Does Vaping Hurt Teen Athletes?
E-cigarettes and vaping have become popular among teenagers. When teen athletes vape, it can compromise their future as participants in competitive sports.
Adolescents who vape may find that it impairs their athletic ability and creates consequences off the playing field. One young hockey player became addicted to Juul e-cigarettes and recently shared his story with NBC. He attributes his vaping to significantly impacting his lung function on the ice, saying “I couldn’t stay on the ice for more than a minute and a half…My lungs couldn’t handle it. I felt like I couldn’t pull enough air into my lungs.”
When caught using his vape pen at school, he was suspended from the hockey team, which meant no visibility to recruitment scouts. His family and coaches admit that vaping most likely cost him a college career in hockey.
School leaders recognize that teen vaping is a problem that isn’t going away and are starting to reconsider how they’re approaching the issue. Historically, schools have disciplined students caught using e-cigarettes, including removing the student from sports teams or suspending them from school and other events. Repeated offenders would generally suffer progressively harsher consequences.
While some of these consequences have been effective or are unavoidable, other school leaders think there are better ways to approach the issue. A high school principal in Connecticut now sees the problem more as an issue of addiction and not just “bad behavior.” He’s urged an approach that focuses on prevention and treatment to help students stop vaping instead.
The National Education Association has also started to advocate for an approach that shows empathy and respect for students. As the FDA has noted, teen brains are particularly vulnerable to addictive substances like nicotine. School officials who work with potentially addicted teens need to find an anti-vaping strategy that works to keep students and teen athletes healthy.
Statistics of Vaping in Teens
The National Institute on Drug Abuse has gathered these critical statistics that demonstrate just how prevalent teen vaping has become:
- 30.7% of teens who use e-cigarettes will start smoking within six months
- 70% of teenagers have exposure to e-cigarette advertising
- 66% of teenagers think that e-cigarettes contain just flavoring and 13.7% said they didn’t know what was in their e-cigarette
The Centers for Disease Control and Prevention (CDC) explains that using tobacco is a primary cause of preventable disease in the United States. For athletes, this may include performance inhibiting asthma and lung damage, along with damage to their general health. The CDC reported that e-cigarettes represented 11.7% of tobacco use among high school students in 2017.
The American Lung Association reminds parents and school leaders that no form of tobacco use is safe for teens.
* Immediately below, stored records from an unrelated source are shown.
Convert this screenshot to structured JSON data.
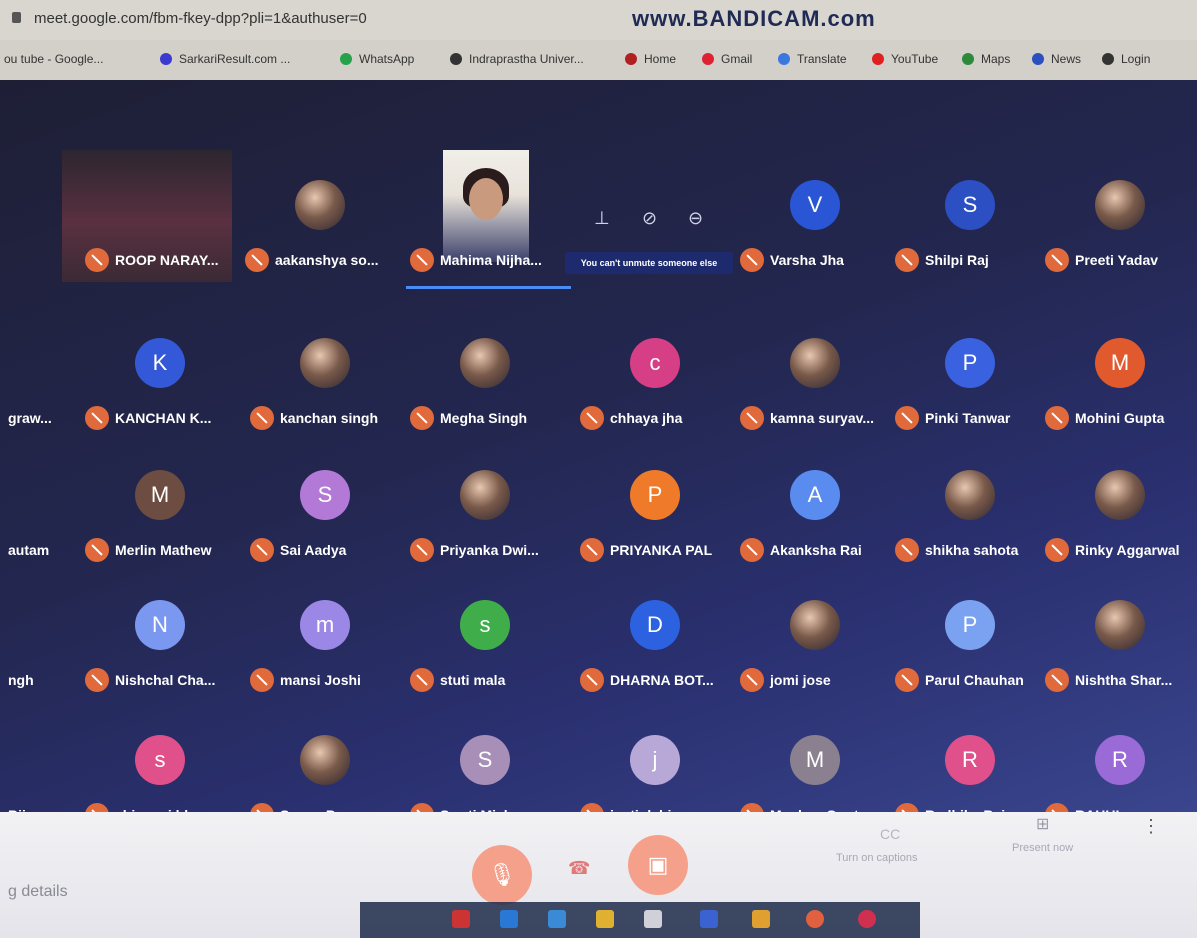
{
  "browser": {
    "url": "meet.google.com/fbm-fkey-dpp?pli=1&authuser=0",
    "watermark": "www.BANDICAM.com"
  },
  "bookmarks": [
    {
      "label": "ou tube - Google...",
      "color": "#c33"
    },
    {
      "label": "SarkariResult.com ...",
      "color": "#3a3ad0"
    },
    {
      "label": "WhatsApp",
      "color": "#25a24a"
    },
    {
      "label": "Indraprastha Univer...",
      "color": "#333"
    },
    {
      "label": "Home",
      "color": "#b02020"
    },
    {
      "label": "Gmail",
      "color": "#d23"
    },
    {
      "label": "Translate",
      "color": "#3a78e0"
    },
    {
      "label": "YouTube",
      "color": "#e02020"
    },
    {
      "label": "Maps",
      "color": "#2c8a3a"
    },
    {
      "label": "News",
      "color": "#2a4fbf"
    },
    {
      "label": "Login",
      "color": "#333"
    }
  ],
  "tooltip": "You can't unmute someone else",
  "participants": [
    {
      "name": "ROOP NARAY...",
      "type": "video",
      "initial": "",
      "color": ""
    },
    {
      "name": "aakanshya so...",
      "type": "photo",
      "initial": "",
      "color": ""
    },
    {
      "name": "Mahima Nijha...",
      "type": "video",
      "initial": "",
      "color": ""
    },
    {
      "name": "Varsha Jha",
      "type": "letter",
      "initial": "V",
      "color": "#2a56d6"
    },
    {
      "name": "Shilpi Raj",
      "type": "letter",
      "initial": "S",
      "color": "#2c4fc4"
    },
    {
      "name": "Preeti Yadav",
      "type": "photo",
      "initial": "",
      "color": ""
    },
    {
      "name": "graw...",
      "type": "none",
      "initial": "",
      "color": ""
    },
    {
      "name": "KANCHAN K...",
      "type": "letter",
      "initial": "K",
      "color": "#3358d8"
    },
    {
      "name": "kanchan singh",
      "type": "photo",
      "initial": "",
      "color": ""
    },
    {
      "name": "Megha Singh",
      "type": "photo",
      "initial": "",
      "color": ""
    },
    {
      "name": "chhaya jha",
      "type": "letter",
      "initial": "c",
      "color": "#d63f86"
    },
    {
      "name": "kamna suryav...",
      "type": "photo",
      "initial": "",
      "color": ""
    },
    {
      "name": "Pinki Tanwar",
      "type": "letter",
      "initial": "P",
      "color": "#3a62e0"
    },
    {
      "name": "Mohini Gupta",
      "type": "letter",
      "initial": "M",
      "color": "#e05a2e"
    },
    {
      "name": "autam",
      "type": "none",
      "initial": "",
      "color": ""
    },
    {
      "name": "Merlin Mathew",
      "type": "letter",
      "initial": "M",
      "color": "#6d4c41"
    },
    {
      "name": "Sai Aadya",
      "type": "letter",
      "initial": "S",
      "color": "#b27ad6"
    },
    {
      "name": "Priyanka Dwi...",
      "type": "photo",
      "initial": "",
      "color": ""
    },
    {
      "name": "PRIYANKA PAL",
      "type": "letter",
      "initial": "P",
      "color": "#ef7a2a"
    },
    {
      "name": "Akanksha Rai",
      "type": "letter",
      "initial": "A",
      "color": "#5a8cf0"
    },
    {
      "name": "shikha sahota",
      "type": "photo",
      "initial": "",
      "color": ""
    },
    {
      "name": "Rinky Aggarwal",
      "type": "photo",
      "initial": "",
      "color": ""
    },
    {
      "name": "ngh",
      "type": "none",
      "initial": "",
      "color": ""
    },
    {
      "name": "Nishchal Cha...",
      "type": "letter",
      "initial": "N",
      "color": "#7a98f0"
    },
    {
      "name": "mansi Joshi",
      "type": "letter",
      "initial": "m",
      "color": "#9b88e6"
    },
    {
      "name": "stuti mala",
      "type": "letter",
      "initial": "s",
      "color": "#3fae4a"
    },
    {
      "name": "DHARNA BOT...",
      "type": "letter",
      "initial": "D",
      "color": "#2c62e0"
    },
    {
      "name": "jomi jose",
      "type": "photo",
      "initial": "",
      "color": ""
    },
    {
      "name": "Parul Chauhan",
      "type": "letter",
      "initial": "P",
      "color": "#7aa2f0"
    },
    {
      "name": "Nishtha Shar...",
      "type": "photo",
      "initial": "",
      "color": ""
    },
    {
      "name": "Biju",
      "type": "none",
      "initial": "",
      "color": ""
    },
    {
      "name": "shivangi bhar...",
      "type": "letter",
      "initial": "s",
      "color": "#e0508a"
    },
    {
      "name": "Sapna Paneru",
      "type": "photo",
      "initial": "",
      "color": ""
    },
    {
      "name": "Swati Mishra",
      "type": "letter",
      "initial": "S",
      "color": "#a78fb8"
    },
    {
      "name": "jyoti dahiya",
      "type": "letter",
      "initial": "j",
      "color": "#b8a8d8"
    },
    {
      "name": "Muskan Gupta",
      "type": "letter",
      "initial": "M",
      "color": "#8a8090"
    },
    {
      "name": "Radhika Bajw...",
      "type": "letter",
      "initial": "R",
      "color": "#e0508a"
    },
    {
      "name": "RAHUL",
      "type": "letter",
      "initial": "R",
      "color": "#9a6ad6"
    }
  ],
  "bottom_bar": {
    "meeting_details": "g details",
    "captions_label": "Turn on captions",
    "present_label": "Present now"
  }
}
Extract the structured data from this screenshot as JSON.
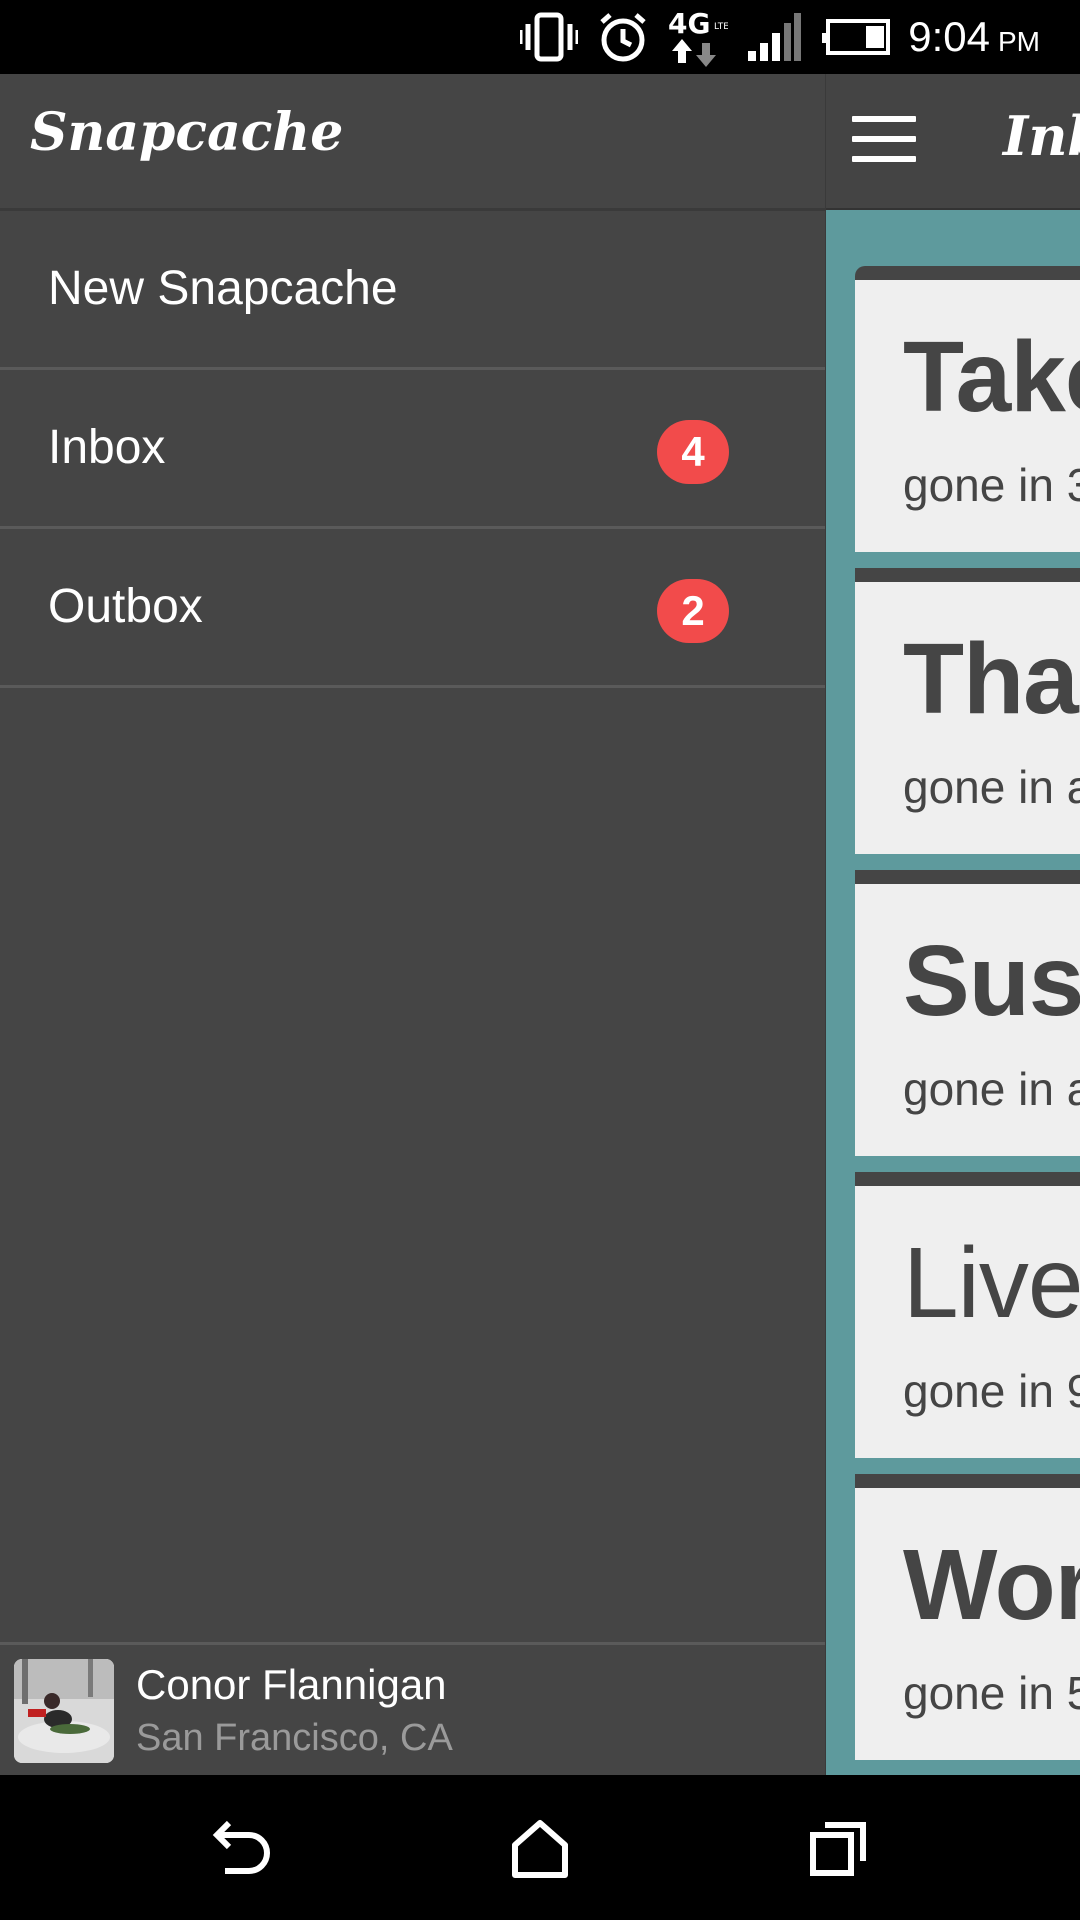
{
  "status_bar": {
    "time": "9:04",
    "ampm": "PM",
    "network_type": "4G LTE",
    "icons": [
      "vibrate-icon",
      "alarm-icon",
      "4g-lte-data-icon",
      "signal-icon",
      "battery-icon"
    ]
  },
  "app": {
    "title": "Inb",
    "accent_color": "#5e9a9d",
    "cards": [
      {
        "title": "Take",
        "subtitle": "gone in 3"
      },
      {
        "title": "Tha",
        "subtitle": "gone in a"
      },
      {
        "title": "Sush",
        "subtitle": "gone in a"
      },
      {
        "title": "Live",
        "subtitle": "gone in 9"
      },
      {
        "title": "Wor",
        "subtitle": "gone in 5"
      }
    ]
  },
  "drawer": {
    "logo": "Snapcache",
    "items": [
      {
        "label": "New Snapcache",
        "badge": ""
      },
      {
        "label": "Inbox",
        "badge": "4"
      },
      {
        "label": "Outbox",
        "badge": "2"
      }
    ],
    "badge_color": "#f24b4b",
    "profile": {
      "name": "Conor Flannigan",
      "location": "San Francisco, CA"
    }
  },
  "nav_bar": {
    "buttons": [
      "back-icon",
      "home-icon",
      "recent-apps-icon"
    ]
  }
}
Seven public health groups, including pediatricians, filed a lawsuit in 2017 to challenge a decision that allows e-cigarettes and other tobacco-related products to stay on the market without being reviewed by the FDA. In a proactive measure to stop teens from vaping, the city of San Francisco is taking steps to ban e-cigarette use altogether.
If you or a teenager you know needs help with an addiction, Next Generation Village is here for you. Call us any time of the day or night to get answers to your questions and discuss treatment options for a healthier future.Sources
American Lung Association. “E-cigarettes, ‘Vapes‘, and JUULs What Parents Should Know.” N.D. Accessed August 14, 2019.
American Lung Association. “Health Groups File Suit to Expedite FDA Review of E-Cigarettes, Cigars.” March 27, 2018. Accessed August 14, 2019.
Centers for Disease Control and Prevention. “Tobacco Use By Youth is Rising.” February 2019. Accessed August 14, 2019.
Eaton-Robb, Pat. “Discipline or treatment? Schools rethinking vaping response.” Associated Press, May 26, 2019. Accessed August 14, 2019.
Edwards, Erika. “Vaping is hurting teenage athletes, dashing their future in sports.” July 10, 2019. Accessed August 14, 2019.
Flannery, Mary Ellen. “Vaping in Schools: 3 Million Students and Counting.” National Education Association Today, November 14, 2018. Accessed August 14, 2019.
National Institute on Drug Abuse. “Teens and E-cigarettes.” Updated February 2016. Accessed August 14, 2019.
Wang, Teresa W. et al. “Tobacco Product Use Among Middle and High School Students — United States, 2011–2017.” Morbidity and Mortality Weekly Report, June 8, 2018. Accessed August 14, 2019.
Raloff, Janet; Mole, Beth. “Vaping may harm the lungs.” Science News for Students, May 29, 2015. Accessed August 15, 2019.